## TASK
Repeat the records. Each line must match exactly.
(DATA FOR ANALYSIS begins)
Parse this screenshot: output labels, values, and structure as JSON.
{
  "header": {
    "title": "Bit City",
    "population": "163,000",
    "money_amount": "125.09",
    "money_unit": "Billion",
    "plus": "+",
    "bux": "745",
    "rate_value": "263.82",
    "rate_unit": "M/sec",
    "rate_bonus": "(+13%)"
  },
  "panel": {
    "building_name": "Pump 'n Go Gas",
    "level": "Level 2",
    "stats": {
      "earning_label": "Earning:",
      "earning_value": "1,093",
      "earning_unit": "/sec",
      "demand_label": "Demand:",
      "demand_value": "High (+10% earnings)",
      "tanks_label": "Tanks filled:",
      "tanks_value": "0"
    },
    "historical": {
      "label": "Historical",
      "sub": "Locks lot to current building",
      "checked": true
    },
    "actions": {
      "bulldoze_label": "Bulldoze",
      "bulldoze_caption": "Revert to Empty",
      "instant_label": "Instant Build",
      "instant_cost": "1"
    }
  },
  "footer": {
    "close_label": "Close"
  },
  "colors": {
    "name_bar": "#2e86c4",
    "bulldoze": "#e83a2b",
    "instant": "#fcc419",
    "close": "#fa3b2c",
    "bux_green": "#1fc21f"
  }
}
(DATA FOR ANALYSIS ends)
## SOLUTION FOR THIS TASK
Parse this screenshot: output labels, values, and structure as JSON.
{
  "header": {
    "title": "Bit City",
    "population": "163,000",
    "money_amount": "125.09",
    "money_unit": "Billion",
    "plus": "+",
    "bux": "745",
    "rate_value": "263.82",
    "rate_unit": "M/sec",
    "rate_bonus": "(+13%)"
  },
  "panel": {
    "building_name": "Pump 'n Go Gas",
    "level": "Level 2",
    "stats": {
      "earning_label": "Earning:",
      "earning_value": "1,093",
      "earning_unit": "/sec",
      "demand_label": "Demand:",
      "demand_value": "High (+10% earnings)",
      "tanks_label": "Tanks filled:",
      "tanks_value": "0"
    },
    "historical": {
      "label": "Historical",
      "sub": "Locks lot to current building",
      "checked": true
    },
    "actions": {
      "bulldoze_label": "Bulldoze",
      "bulldoze_caption": "Revert to Empty",
      "instant_label": "Instant Build",
      "instant_cost": "1"
    }
  },
  "footer": {
    "close_label": "Close"
  },
  "colors": {
    "name_bar": "#2e86c4",
    "bulldoze": "#e83a2b",
    "instant": "#fcc419",
    "close": "#fa3b2c",
    "bux_green": "#1fc21f"
  }
}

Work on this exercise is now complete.